"Rounded tree or spreading shrub usually 3-6 m high but attaining a height of 20 m; diameter of shrubs as much as 12 m. Bark thin, more or less persistent, greyish-green to dark grey. Branchlets pale yellowish-green, terete with grooves from decurrent leaf bases. Terminal buds of average branchlet about 2-3 mm in diameter; outer bud scales narrowly triangular-oblong, 4-6 mm long and about 1.5 mm wide. Leaves spirally arranged to subopposite, often crowded in upper parts of shoots and subverticillate, spreading to suberect, glaucous to greyish-green above, narrowly oblong-elliptic, tapering in the upper 1/2 to 1/3, but more abruptly near the tip, acute to subobtuse; adult leaves (1.8-) 3-6 (-7) cm long and (3-) 4-5 (-9) mm wide; juvenile leaves up to 12 cm long and 1 cm wide; midrib distinctly raised on lower surface, on upper surface slightly raised in lower half, margins flat to slightly recurved; stomata on lower surface in 15-30 ± distinct longitudinal rows on either side of midrib, on upper surface many leaves have 1 to several short rows of stomata in shallow longitudinal grooves. Male cones solitary or in groups of 2-5, generally ± sessile, more rarely on thin fertile shoots up to 7 mm long bearing 3-5 sessile cones in the axils of bracts, cones (1-) 1.4-1.9 (-2.5) cm long, elongating up to 3 or 4 cm after shedding pollen, (3-) 4 (-5) mm in diameter; outer sterile scales at base trullate-ovate to broadly transversely elliptic, contracted into a short tip, margin brown, scarious, denticulate, 2-3 mm long and 1.5-2 mm wide; terminal lobe of fertile scale triangular to ovate-triangular, denticulate to lacerate, 0.5-0.6 mm long and 0.6-0.8 mm wide; pollen sacs 0.9-1.3 mm long and 0.6-0.7 mm in diameter. Female cones solitary, on naked stalks (2-) 4-6 (-13) mm long and about 1 mm in diameter; receptacle fleshy, glaucous green at first, turning scarlet, when ripe 9-15 mm long and 10-16 mm wide, with l or 2 fertile scales, 1 or 2 seeds maturing on each receptacle. Seed ellipsoid to ovoid, slightly apiculate, (6-) 7-10 (-12) mm long, dark glaucous green; total thickness of shell 0.3-1 mm, consisting of 3 thin layers: the outer leathery, the middle one slightly woody and the inner pergamentaceous, mottled with dark purple, between middle and outer layers small deposits of yellow resin are common" (Leistner 1966).

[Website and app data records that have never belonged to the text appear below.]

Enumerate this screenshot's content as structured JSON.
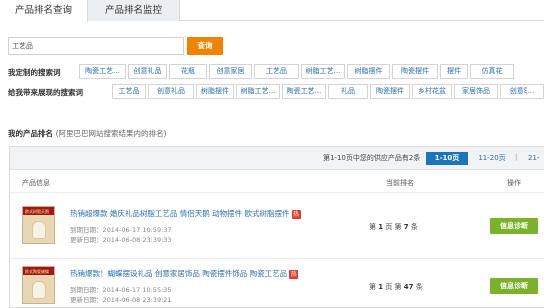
{
  "tabs": [
    {
      "label": "产品排名查询",
      "active": true
    },
    {
      "label": "产品排名监控",
      "active": false
    }
  ],
  "search": {
    "value": "工艺品",
    "button": "查询"
  },
  "my_keywords": {
    "label": "我定制的搜索词",
    "items": [
      "陶瓷工艺...",
      "创意礼品",
      "花瓶",
      "创意家居",
      "工艺品",
      "树脂工艺...",
      "树脂摆件",
      "陶瓷摆件",
      "摆件",
      "仿真花"
    ]
  },
  "recommended_keywords": {
    "label": "给我带来展现的搜索词",
    "items": [
      "工艺品",
      "创意礼品",
      "树脂摆件",
      "树脂工艺...",
      "陶瓷工艺...",
      "礼品",
      "陶瓷摆件",
      "乡村花盆",
      "家居饰品",
      "创意ξ..."
    ]
  },
  "ranking": {
    "title": "我的产品排名",
    "note": "(阿里巴巴网站搜索结果内的排名)",
    "pager_info": "第1-10页中您的供应产品有2条",
    "pages": [
      "1-10页",
      "11-20页",
      "21-"
    ],
    "columns": [
      "产品信息",
      "当前排名",
      "操作"
    ],
    "rows": [
      {
        "title": "热销超爆款  婚庆礼品树脂工艺品  情侣天鹅  动物摆件  欧式树脂摆件",
        "hot": "热",
        "expire": "到期日期：2014-06-17 10:59:37",
        "update": "更新日期：2014-06-08 23:39:33",
        "rank_page": "1",
        "rank_item": "7",
        "action": "信息诊断",
        "thumb_text": "欧式树脂天鹅"
      },
      {
        "title": "热销爆款！蝴蝶摆设礼品  创意家居饰品  陶瓷摆件饰品  陶瓷工艺品",
        "hot": "热",
        "expire": "到期日期：2014-06-17 10:55:35",
        "update": "更新日期：2014-06-08 23:39:21",
        "rank_page": "1",
        "rank_item": "47",
        "action": "信息诊断",
        "thumb_text": "欧式陶瓷蝴蝶"
      }
    ]
  },
  "colors": {
    "accent": "#f08300",
    "link": "#2a6fb0",
    "pager_active": "#1b75bb",
    "action": "#7cb22b",
    "hot": "#e23b2e"
  }
}
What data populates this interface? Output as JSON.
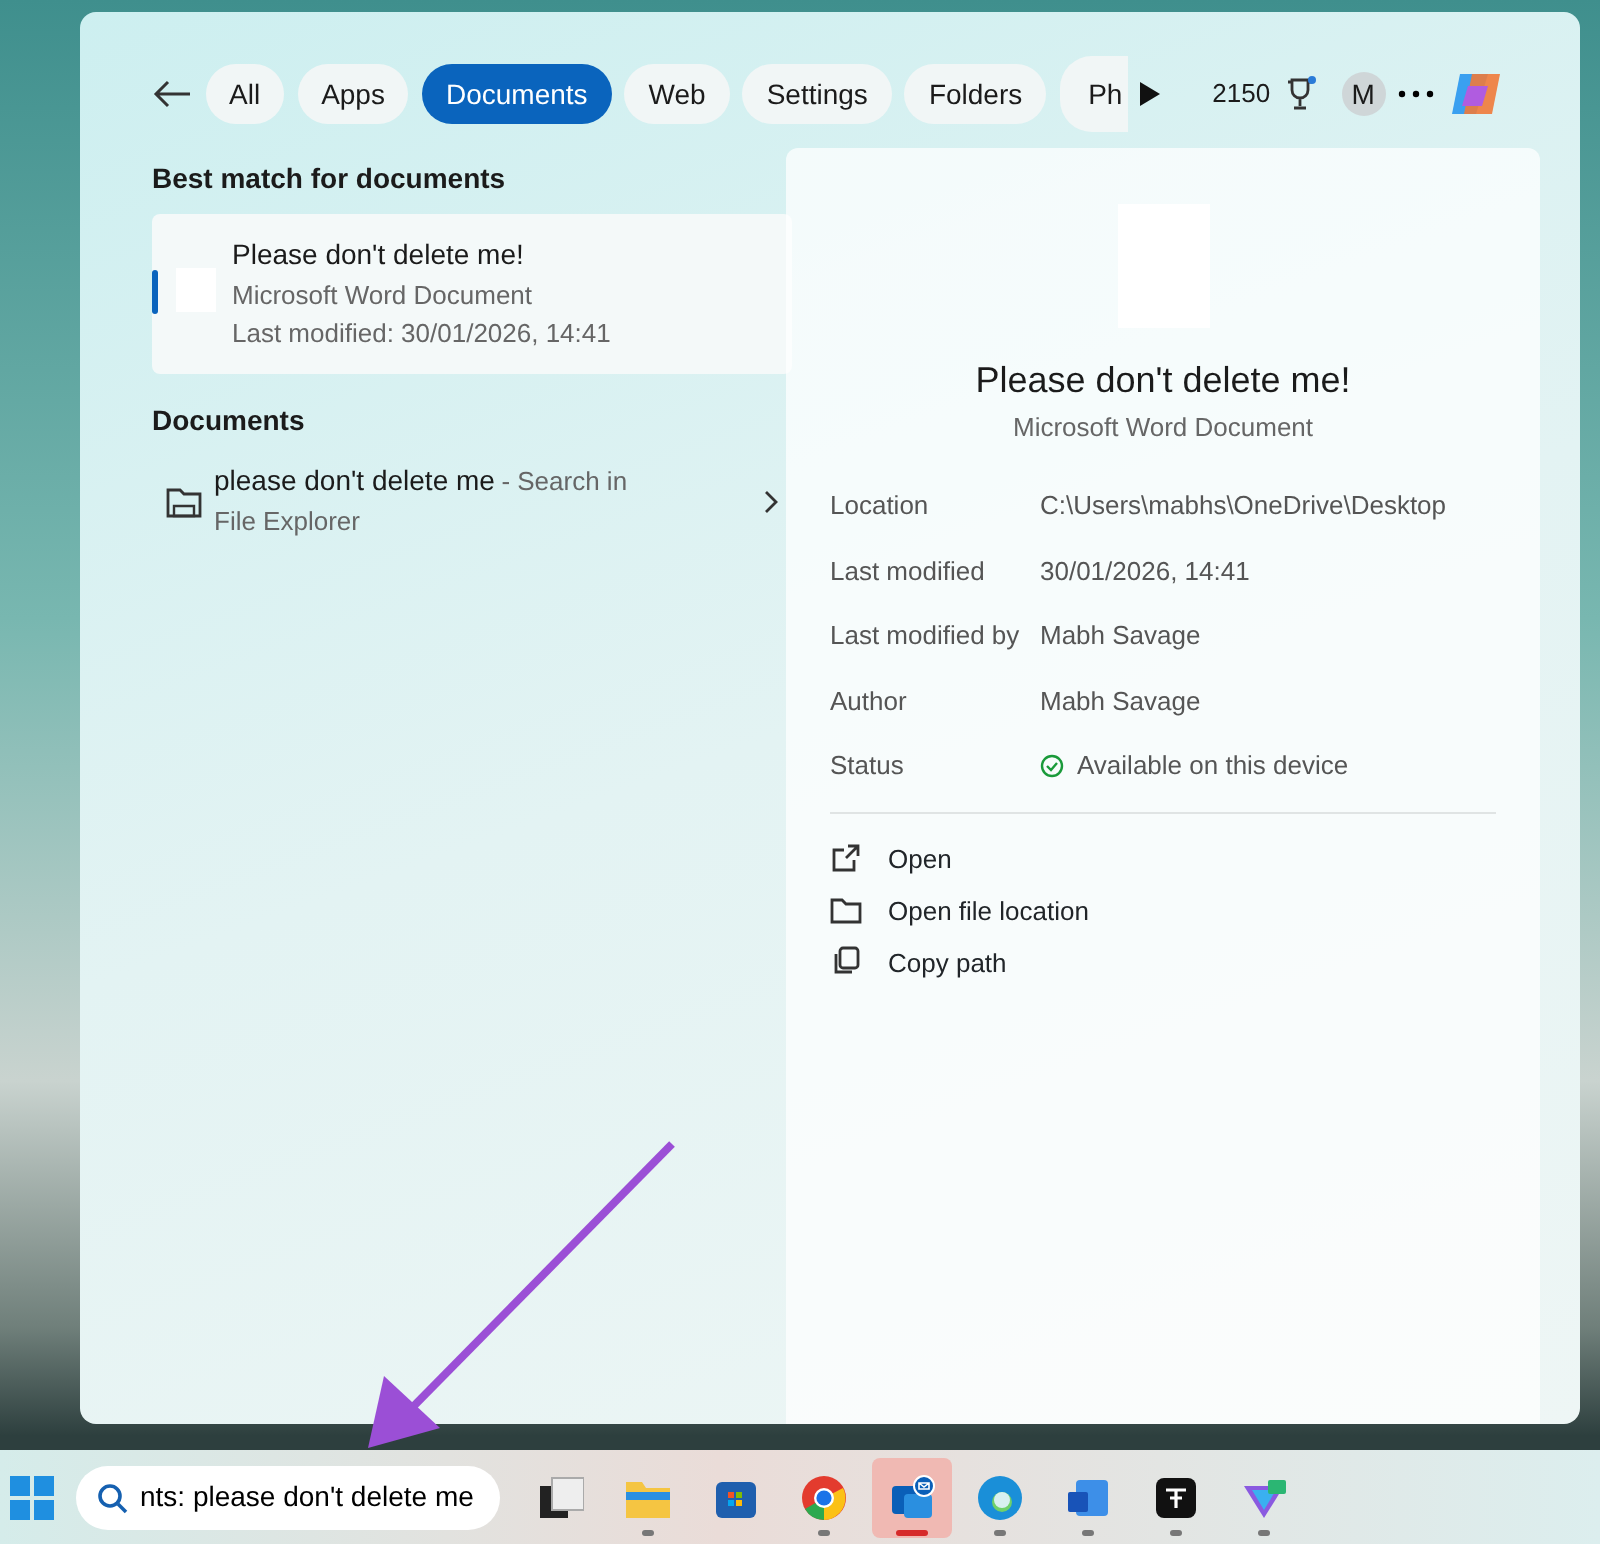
{
  "filters": [
    {
      "label": "All",
      "selected": false
    },
    {
      "label": "Apps",
      "selected": false
    },
    {
      "label": "Documents",
      "selected": true
    },
    {
      "label": "Web",
      "selected": false
    },
    {
      "label": "Settings",
      "selected": false
    },
    {
      "label": "Folders",
      "selected": false
    },
    {
      "label": "Ph",
      "selected": false
    }
  ],
  "points": "2150",
  "avatar": "M",
  "best_match": {
    "heading": "Best match for documents",
    "title": "Please don't delete me!",
    "type": "Microsoft Word Document",
    "modified": "Last modified: 30/01/2026, 14:41",
    "selected": true
  },
  "documents": {
    "heading": "Documents",
    "items": [
      {
        "name": "please don't delete me",
        "hint": "- Search in",
        "location": "File Explorer"
      }
    ]
  },
  "detail": {
    "title": "Please don't delete me!",
    "type": "Microsoft Word Document",
    "properties": [
      {
        "label": "Location",
        "value": "C:\\Users\\mabhs\\OneDrive\\Desktop",
        "kind": "text"
      },
      {
        "label": "Last modified",
        "value": "30/01/2026, 14:41",
        "kind": "text"
      },
      {
        "label": "Last modified by",
        "value": "Mabh Savage",
        "kind": "text"
      },
      {
        "label": "Author",
        "value": "Mabh Savage",
        "kind": "text"
      },
      {
        "label": "Status",
        "value": "Available on this device",
        "kind": "status"
      }
    ],
    "actions": [
      {
        "label": "Open",
        "kind": "open"
      },
      {
        "label": "Open file location",
        "kind": "folder"
      },
      {
        "label": "Copy path",
        "kind": "copy"
      }
    ]
  },
  "search": {
    "value": "nts: please don't delete me"
  },
  "taskbar": [
    {
      "kind": "taskview",
      "running": false,
      "selected": false
    },
    {
      "kind": "folder",
      "running": true,
      "selected": false
    },
    {
      "kind": "store",
      "running": false,
      "selected": false
    },
    {
      "kind": "chrome",
      "running": true,
      "selected": false
    },
    {
      "kind": "mail",
      "running": true,
      "selected": true
    },
    {
      "kind": "edge",
      "running": true,
      "selected": false
    },
    {
      "kind": "word",
      "running": true,
      "selected": false
    },
    {
      "kind": "terminal",
      "running": true,
      "selected": false
    },
    {
      "kind": "vpn",
      "running": true,
      "selected": false
    }
  ]
}
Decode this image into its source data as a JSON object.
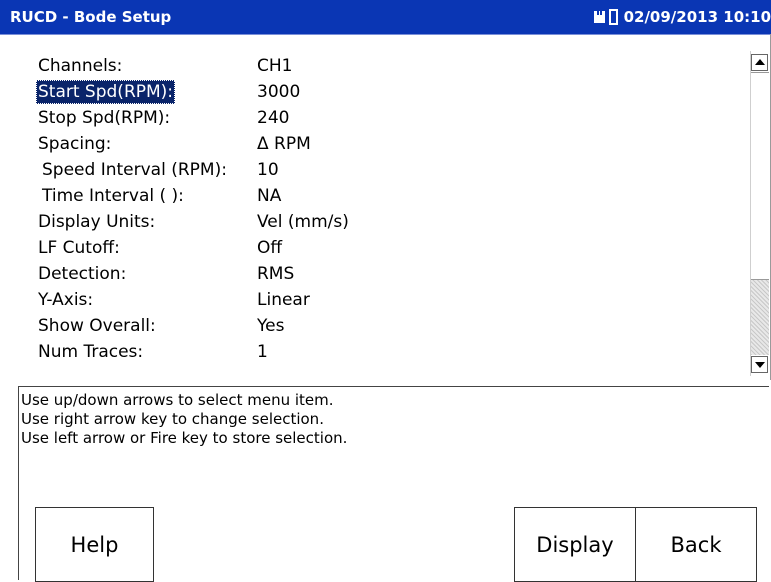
{
  "titlebar": {
    "title": "RUCD - Bode Setup",
    "datetime": "02/09/2013 10:10",
    "icons": [
      "memory-card-icon",
      "battery-icon"
    ]
  },
  "menu": {
    "items": [
      {
        "label": "Channels:",
        "value": "CH1",
        "selected": false,
        "indent": false
      },
      {
        "label": "Start Spd(RPM):",
        "value": "3000",
        "selected": true,
        "indent": false
      },
      {
        "label": "Stop Spd(RPM):",
        "value": "240",
        "selected": false,
        "indent": false
      },
      {
        "label": "Spacing:",
        "value": "Δ RPM",
        "selected": false,
        "indent": false
      },
      {
        "label": "Speed Interval (RPM):",
        "value": "10",
        "selected": false,
        "indent": true
      },
      {
        "label": "Time Interval ( ):",
        "value": "NA",
        "selected": false,
        "indent": true
      },
      {
        "label": "Display Units:",
        "value": "Vel (mm/s)",
        "selected": false,
        "indent": false
      },
      {
        "label": "LF Cutoff:",
        "value": "Off",
        "selected": false,
        "indent": false
      },
      {
        "label": "Detection:",
        "value": "RMS",
        "selected": false,
        "indent": false
      },
      {
        "label": "Y-Axis:",
        "value": "Linear",
        "selected": false,
        "indent": false
      },
      {
        "label": "Show Overall:",
        "value": "Yes",
        "selected": false,
        "indent": false
      },
      {
        "label": "Num Traces:",
        "value": "1",
        "selected": false,
        "indent": false
      }
    ]
  },
  "help": {
    "lines": [
      "Use up/down arrows to select menu item.",
      "Use right arrow key to change selection.",
      "Use left arrow or Fire key to store selection."
    ]
  },
  "buttons": {
    "help": "Help",
    "display": "Display",
    "back": "Back"
  },
  "colors": {
    "titlebar": "#0a36b4",
    "selection": "#0a246a"
  }
}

"The presence of scattered stomata on the upper surface of many leaves is a valuable diagnostic character. The grooves in which these stomata are situated are usually visible to the naked eye and the stomata themselves can be seen under 10× magnification. In the majority of specimens 20-80 per cent of the leaves have at least one short row of stomata on the upper surface. Only a few herbarium specimens were seen in which none of the leaves had any stomata on the upper surface" (Leistner 1966).

Distribution and Ecology

S Africa: "Confined to the winter-rainfall region of the western Cape where it grows mainly on sandy soil, often along streams and rivers. It has not been recorded from the coastal belt and appears to be absent from the Cape Peninsula. In exposed positions on mountains it is often stunted and can be almost prostrate" (Leistner 1966).

Zone 10 (cold hardiness limit between -1°C and +4.4°C) (Bannister and Neuner 2001).

Big tree

Oldest

Dendrochronology

Ethnobotany

Observations

Remarks

Seeds and receptacles are eaten by birds and other animals (Leistner 1966).

Citations

Leistner, O.A. 1966. Podocarpaceae. Pp. 34-41 in L.E. Codd, B. De Winter and H.B. Rycrodt (eds.), Flora of Southern Africa, Volume I. Republic of South Africa Department on Agricultural Technical Services (as P. falcatus).

See also

Last Modified 2012-11-23